During interviews, create an inclusive environment where candidates feel comfortable expressing themselves. This helps you gain insights into their true potential rather than just their ability to navigate the interview process.
As you near the end of the evaluation process, it's time to consolidate the information you've gathered and make an informed final decision.
Gather input from all members of the hiring team who have been involved in the evaluation process. This holistic feedback provides a well-rounded perspective on each candidate.
Engage in collaborative discussions to weigh the strengths and weaknesses of each candidate. This approach helps ensure that the final decision is not based solely on one person's opinion.
While objective criteria are important, it's also essential to consider the intangible qualities that make a candidate a good fit for the company culture. Balance both objective and subjective factors when making your decision.
Based on a combination of qualifications, skills, cultural fit, and long-term potential, make your final selection. Communicate your decision clearly to the selected candidate and prepare for the next steps in the onboarding process.

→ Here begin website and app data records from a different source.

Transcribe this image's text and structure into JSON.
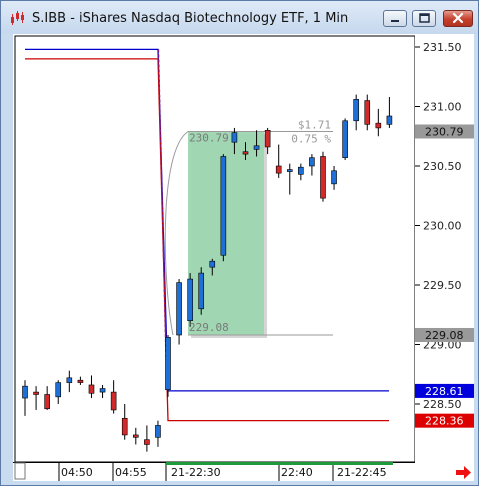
{
  "window": {
    "title": "S.IBB - iShares Nasdaq Biotechnology ETF, 1 Min",
    "icon": "chart-candles-icon",
    "buttons": [
      "minimize-icon",
      "maximize-icon",
      "close-icon"
    ],
    "colors": {
      "up": "#1e6fd6",
      "down": "#d12a2a",
      "highlight": "#9ed6b1"
    }
  },
  "chart_data": {
    "type": "candlestick",
    "y_ticks": [
      "231.50",
      "231.00",
      "230.50",
      "230.00",
      "229.50",
      "229.00",
      "228.50"
    ],
    "y_tick_values": [
      231.5,
      231.0,
      230.5,
      230.0,
      229.5,
      229.0,
      228.5
    ],
    "ylim": [
      228.25,
      231.72
    ],
    "x_ticks": [
      "04:50",
      "04:55",
      "21-22:30",
      "22:40",
      "21-22:45"
    ],
    "price_labels": [
      {
        "text": "230.79",
        "value": 230.79,
        "color": "#999999",
        "text_color": "#111111"
      },
      {
        "text": "229.08",
        "value": 229.08,
        "color": "#999999",
        "text_color": "#111111"
      },
      {
        "text": "228.61",
        "value": 228.61,
        "color": "#0000dd",
        "text_color": "#ffffff"
      },
      {
        "text": "228.36",
        "value": 228.36,
        "color": "#dd0000",
        "text_color": "#ffffff"
      }
    ],
    "measure": {
      "low": 229.08,
      "high": 230.79,
      "low_label": "229.08",
      "high_label": "230.79",
      "change": "$1.71",
      "percent": "0.75 %"
    },
    "lines": {
      "blue": {
        "before": 231.48,
        "after": 228.61
      },
      "red": {
        "before": 231.4,
        "after": 228.36
      }
    },
    "candles": [
      {
        "o": 228.55,
        "h": 228.7,
        "l": 228.4,
        "c": 228.65
      },
      {
        "o": 228.6,
        "h": 228.65,
        "l": 228.45,
        "c": 228.58
      },
      {
        "o": 228.58,
        "h": 228.65,
        "l": 228.45,
        "c": 228.46
      },
      {
        "o": 228.56,
        "h": 228.7,
        "l": 228.5,
        "c": 228.68
      },
      {
        "o": 228.68,
        "h": 228.78,
        "l": 228.6,
        "c": 228.72
      },
      {
        "o": 228.7,
        "h": 228.73,
        "l": 228.66,
        "c": 228.68
      },
      {
        "o": 228.66,
        "h": 228.74,
        "l": 228.55,
        "c": 228.59
      },
      {
        "o": 228.6,
        "h": 228.66,
        "l": 228.55,
        "c": 228.63
      },
      {
        "o": 228.6,
        "h": 228.7,
        "l": 228.42,
        "c": 228.45
      },
      {
        "o": 228.38,
        "h": 228.5,
        "l": 228.2,
        "c": 228.24
      },
      {
        "o": 228.24,
        "h": 228.3,
        "l": 228.16,
        "c": 228.22
      },
      {
        "o": 228.2,
        "h": 228.32,
        "l": 228.1,
        "c": 228.16
      },
      {
        "o": 228.22,
        "h": 228.36,
        "l": 228.14,
        "c": 228.32
      },
      {
        "o": 228.62,
        "h": 229.08,
        "l": 228.56,
        "c": 229.06
      },
      {
        "o": 229.08,
        "h": 229.55,
        "l": 229.0,
        "c": 229.52
      },
      {
        "o": 229.2,
        "h": 229.6,
        "l": 229.15,
        "c": 229.55
      },
      {
        "o": 229.3,
        "h": 229.65,
        "l": 229.25,
        "c": 229.6
      },
      {
        "o": 229.65,
        "h": 229.72,
        "l": 229.58,
        "c": 229.7
      },
      {
        "o": 229.75,
        "h": 230.6,
        "l": 229.7,
        "c": 230.58
      },
      {
        "o": 230.7,
        "h": 230.82,
        "l": 230.6,
        "c": 230.78
      },
      {
        "o": 230.62,
        "h": 230.7,
        "l": 230.55,
        "c": 230.6
      },
      {
        "o": 230.64,
        "h": 230.8,
        "l": 230.58,
        "c": 230.67
      },
      {
        "o": 230.8,
        "h": 230.82,
        "l": 230.6,
        "c": 230.66
      },
      {
        "o": 230.5,
        "h": 230.68,
        "l": 230.4,
        "c": 230.44
      },
      {
        "o": 230.47,
        "h": 230.52,
        "l": 230.26,
        "c": 230.47
      },
      {
        "o": 230.43,
        "h": 230.52,
        "l": 230.38,
        "c": 230.49
      },
      {
        "o": 230.5,
        "h": 230.6,
        "l": 230.42,
        "c": 230.57
      },
      {
        "o": 230.58,
        "h": 230.62,
        "l": 230.2,
        "c": 230.23
      },
      {
        "o": 230.35,
        "h": 230.5,
        "l": 230.3,
        "c": 230.46
      },
      {
        "o": 230.57,
        "h": 230.9,
        "l": 230.55,
        "c": 230.88
      },
      {
        "o": 230.88,
        "h": 231.1,
        "l": 230.8,
        "c": 231.06
      },
      {
        "o": 231.05,
        "h": 231.1,
        "l": 230.8,
        "c": 230.85
      },
      {
        "o": 230.86,
        "h": 230.98,
        "l": 230.75,
        "c": 230.82
      },
      {
        "o": 230.85,
        "h": 231.08,
        "l": 230.82,
        "c": 230.92
      }
    ]
  }
}
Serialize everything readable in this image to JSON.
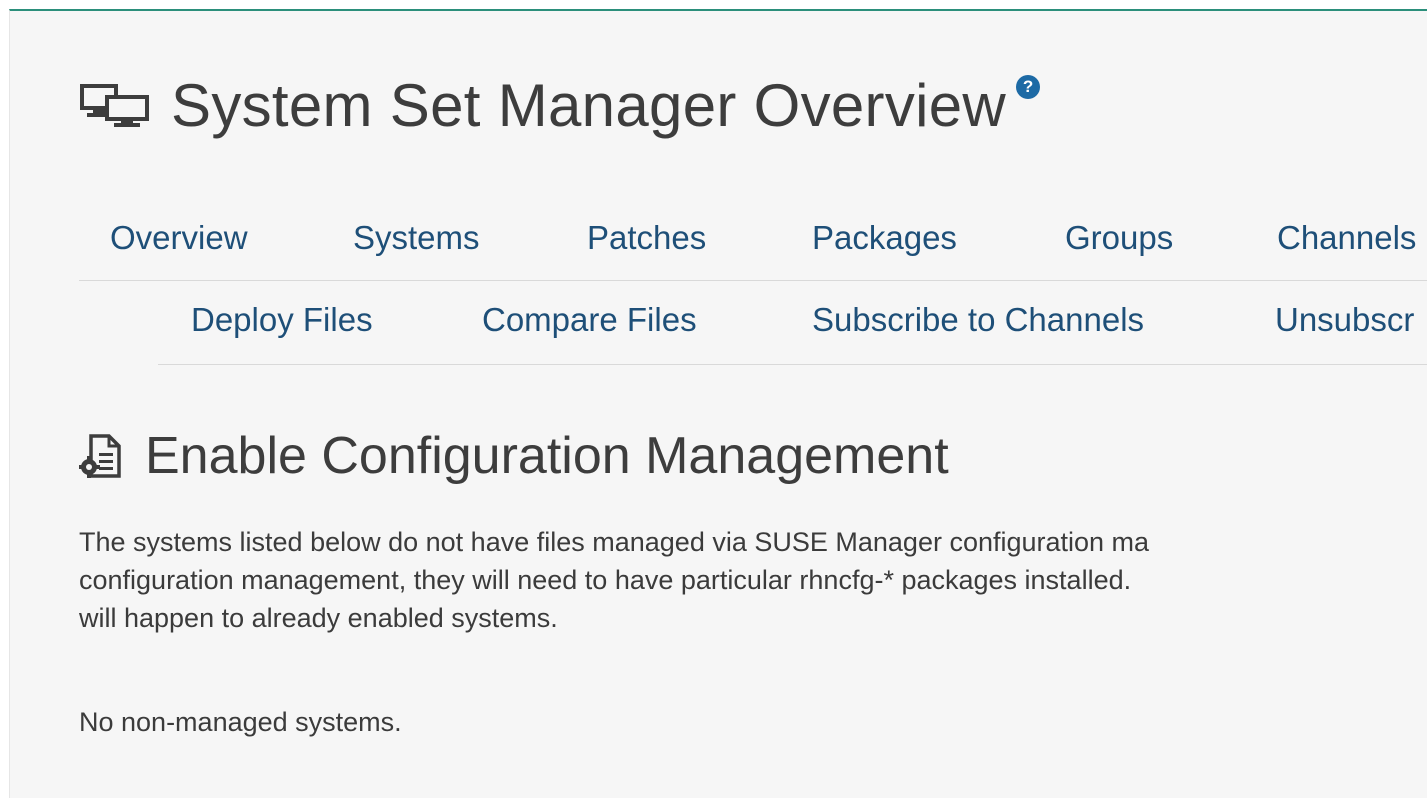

Regardless of whether a candidate is selected, providing constructive feedback is a valuable practice that maintains a positive candidate experience.
For the chosen candidate, offer specific feedback on what impressed you during the evaluation process. Highlight their strengths and areas where they demonstrated exceptional skills.
For candidates who were not selected, provide constructive feedback that can help them understand areas for improvement. This feedback can aid in their professional growth and enhance their chances in future opportunities.
In this guide, you've embarked on a journey through the intricate landscape of candidate evaluation. Armed with insights and strategies, you now possess the tools to make well-informed decisions that resonate with your organization's vision and values. As an HR professional, you hold the power to shape the future of your company by identifying not only the right skills but also the perfect cultural fit. Remember, candidate evaluation isn't just about finding individuals to fill roles; it's about curating a team that collaborates seamlessly, propelling your company toward greater heights.
Navigating the evolving realm of candidate evaluation requires a delicate balance of science and intuition. Through thorough initial screening, in-depth assessments, and a commitment to diversity and inclusion, you'll create a recruitment process that's both robust and equitable. The art lies in recognizing the potential for growth, not just the current capabilities. By fostering a culture of continuous improvement, where constructive feedback and communication flourish, you're fostering a workplace where both candidates and employees thrive.
As you move forward, keep in mind that the guide you've absorbed is more than a checklist; it's a framework that empowers you to harness the potential of every candidate, shaping a team that's not only skilled but also united in purpose. The skills you've honed in candidate evaluation transcend recruitment, extending to your broader role in shaping company culture, promoting diversity, and fostering long-term success. With your newfound expertise, you're poised to elevate your hiring process to an artful science, driving your organization toward a brighter and more prosperous future.